* **WHAT TO PRODUCE**:
Show each line of the records in which the word "value" occurs.

* **RECORDS SUPPLIED**:
━━━

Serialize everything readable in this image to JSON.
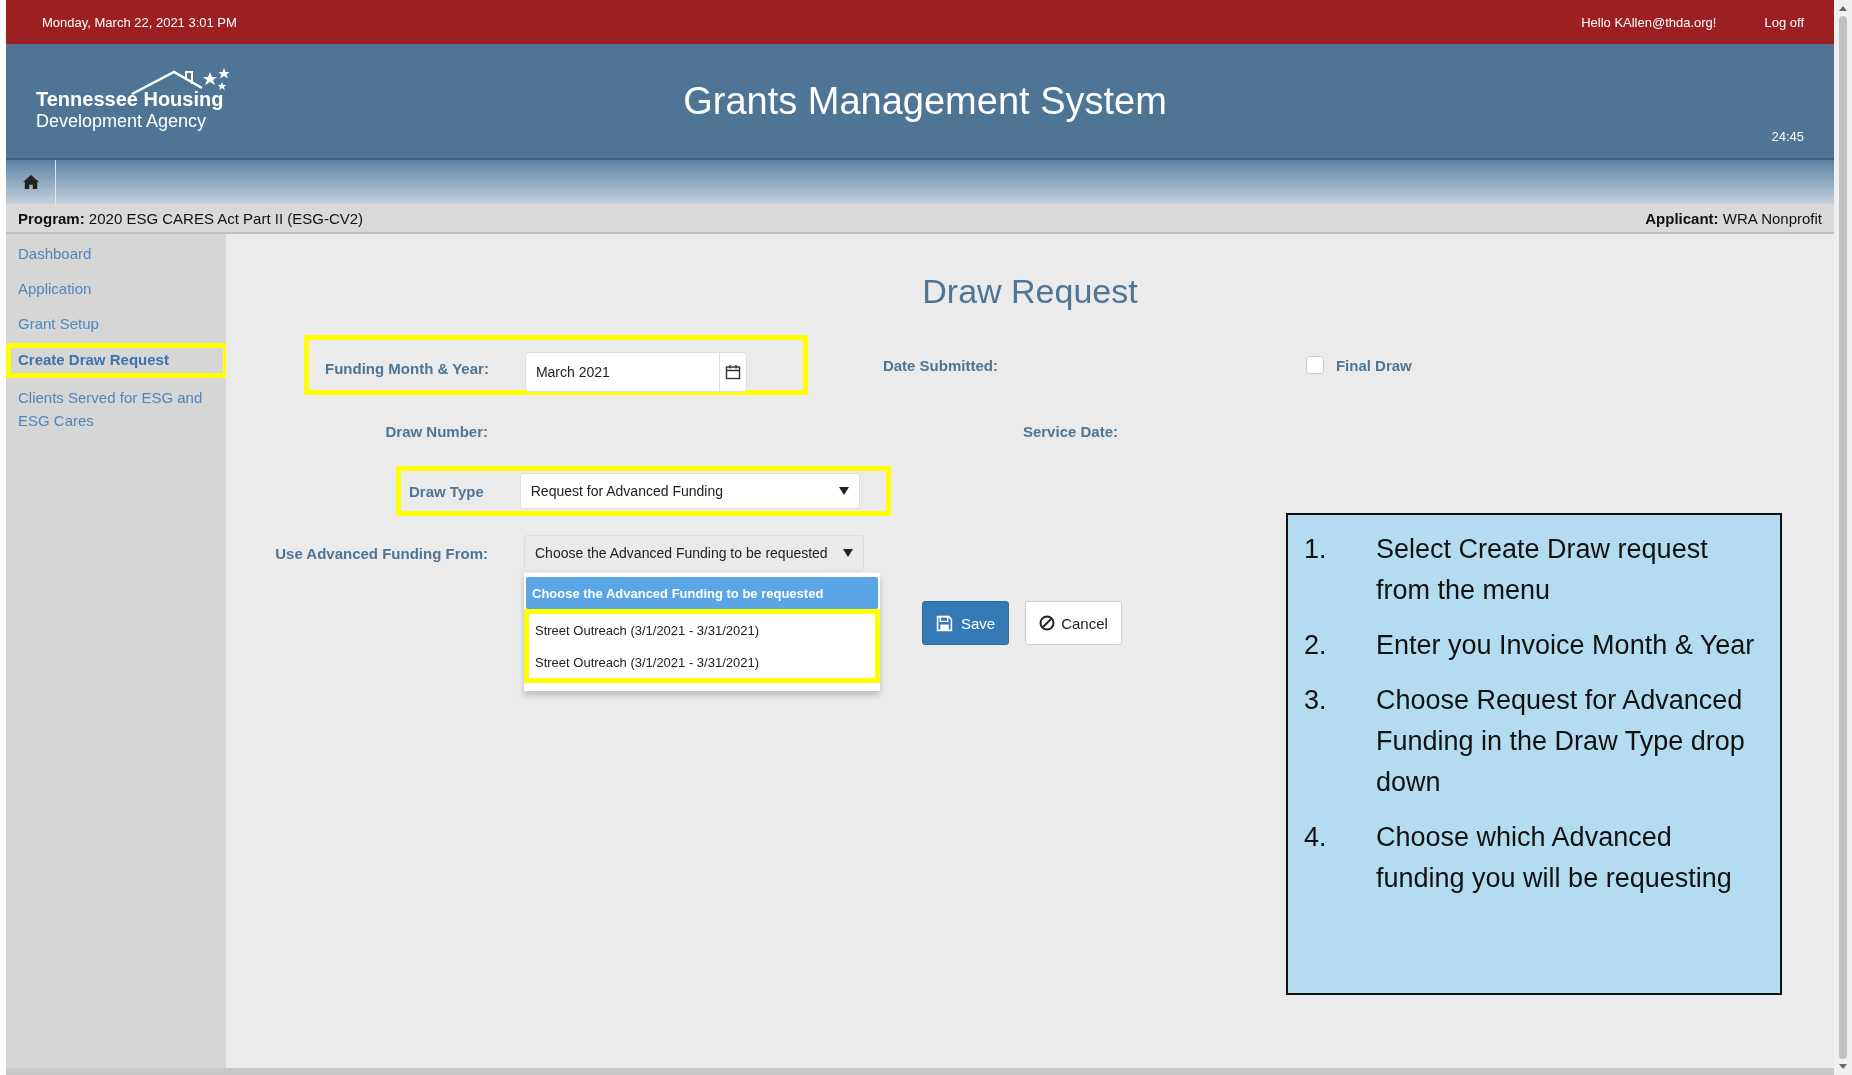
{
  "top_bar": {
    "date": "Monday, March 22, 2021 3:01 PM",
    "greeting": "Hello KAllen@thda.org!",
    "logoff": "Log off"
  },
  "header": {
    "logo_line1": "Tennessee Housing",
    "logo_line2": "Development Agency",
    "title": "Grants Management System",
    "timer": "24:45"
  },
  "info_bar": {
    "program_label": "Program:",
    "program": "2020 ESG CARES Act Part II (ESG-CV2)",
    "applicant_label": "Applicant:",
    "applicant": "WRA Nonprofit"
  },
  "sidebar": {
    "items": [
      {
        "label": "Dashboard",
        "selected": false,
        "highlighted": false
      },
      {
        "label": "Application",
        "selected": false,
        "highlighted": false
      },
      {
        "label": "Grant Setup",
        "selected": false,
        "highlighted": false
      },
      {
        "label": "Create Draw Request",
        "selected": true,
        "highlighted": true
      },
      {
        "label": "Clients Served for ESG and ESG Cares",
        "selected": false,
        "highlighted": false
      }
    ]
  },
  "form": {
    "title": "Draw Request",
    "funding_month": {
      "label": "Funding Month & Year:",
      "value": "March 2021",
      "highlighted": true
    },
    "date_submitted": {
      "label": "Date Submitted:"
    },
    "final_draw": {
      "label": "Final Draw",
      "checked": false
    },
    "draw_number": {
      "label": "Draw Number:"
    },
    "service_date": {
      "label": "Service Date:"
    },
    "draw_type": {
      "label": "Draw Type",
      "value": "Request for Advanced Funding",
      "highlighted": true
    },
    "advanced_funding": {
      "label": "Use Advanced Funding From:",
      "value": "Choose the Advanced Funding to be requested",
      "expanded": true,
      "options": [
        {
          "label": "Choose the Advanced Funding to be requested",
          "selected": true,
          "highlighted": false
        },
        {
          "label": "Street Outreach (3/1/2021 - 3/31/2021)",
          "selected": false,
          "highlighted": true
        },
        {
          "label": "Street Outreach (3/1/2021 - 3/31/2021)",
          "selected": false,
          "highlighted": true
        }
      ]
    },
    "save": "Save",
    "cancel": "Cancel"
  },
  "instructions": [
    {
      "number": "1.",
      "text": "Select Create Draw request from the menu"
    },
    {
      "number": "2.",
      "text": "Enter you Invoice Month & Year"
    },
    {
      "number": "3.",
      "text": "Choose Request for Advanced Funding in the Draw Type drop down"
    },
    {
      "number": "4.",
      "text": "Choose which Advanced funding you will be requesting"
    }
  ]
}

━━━

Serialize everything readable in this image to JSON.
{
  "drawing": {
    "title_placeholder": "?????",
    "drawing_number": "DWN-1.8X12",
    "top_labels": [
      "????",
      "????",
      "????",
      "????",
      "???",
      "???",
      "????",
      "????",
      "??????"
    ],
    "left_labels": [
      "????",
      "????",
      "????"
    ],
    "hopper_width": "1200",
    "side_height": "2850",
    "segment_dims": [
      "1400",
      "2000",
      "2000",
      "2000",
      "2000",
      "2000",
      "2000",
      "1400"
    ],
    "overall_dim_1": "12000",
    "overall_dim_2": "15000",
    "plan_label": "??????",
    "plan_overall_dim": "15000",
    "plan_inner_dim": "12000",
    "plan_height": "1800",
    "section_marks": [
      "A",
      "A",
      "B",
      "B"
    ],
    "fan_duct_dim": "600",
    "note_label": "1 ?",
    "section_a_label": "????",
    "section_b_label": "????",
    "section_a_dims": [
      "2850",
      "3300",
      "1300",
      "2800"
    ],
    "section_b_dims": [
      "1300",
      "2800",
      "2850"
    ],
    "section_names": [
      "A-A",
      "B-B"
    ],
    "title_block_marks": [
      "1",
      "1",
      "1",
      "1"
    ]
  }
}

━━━

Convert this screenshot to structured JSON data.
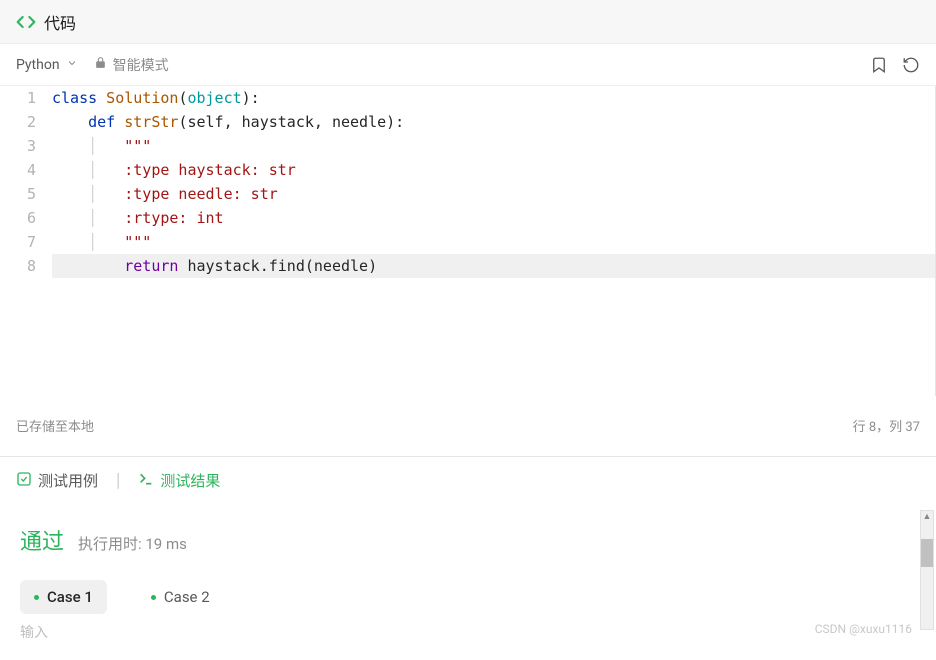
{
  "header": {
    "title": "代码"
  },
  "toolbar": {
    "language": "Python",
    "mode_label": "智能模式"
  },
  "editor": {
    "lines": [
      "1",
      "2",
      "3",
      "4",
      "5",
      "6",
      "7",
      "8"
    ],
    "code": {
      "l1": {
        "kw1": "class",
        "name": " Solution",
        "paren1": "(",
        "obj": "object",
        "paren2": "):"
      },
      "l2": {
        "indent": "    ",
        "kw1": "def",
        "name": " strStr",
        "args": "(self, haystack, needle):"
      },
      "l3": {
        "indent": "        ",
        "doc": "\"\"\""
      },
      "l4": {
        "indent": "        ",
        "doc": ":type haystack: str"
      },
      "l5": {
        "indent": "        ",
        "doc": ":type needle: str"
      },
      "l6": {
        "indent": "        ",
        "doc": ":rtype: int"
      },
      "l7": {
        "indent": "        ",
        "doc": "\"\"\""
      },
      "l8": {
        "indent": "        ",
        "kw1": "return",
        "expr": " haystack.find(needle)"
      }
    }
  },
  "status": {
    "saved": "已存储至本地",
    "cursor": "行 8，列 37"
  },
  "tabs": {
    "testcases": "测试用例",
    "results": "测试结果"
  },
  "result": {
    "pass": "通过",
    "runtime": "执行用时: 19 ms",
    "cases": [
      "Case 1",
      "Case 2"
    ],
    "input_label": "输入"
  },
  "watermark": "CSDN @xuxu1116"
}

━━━

* **WRITTEN RESPONSE**:
      "value": "March 2021",
      "value": "Request for Advanced Funding",
      "value": "Choose the Advanced Funding to be requested",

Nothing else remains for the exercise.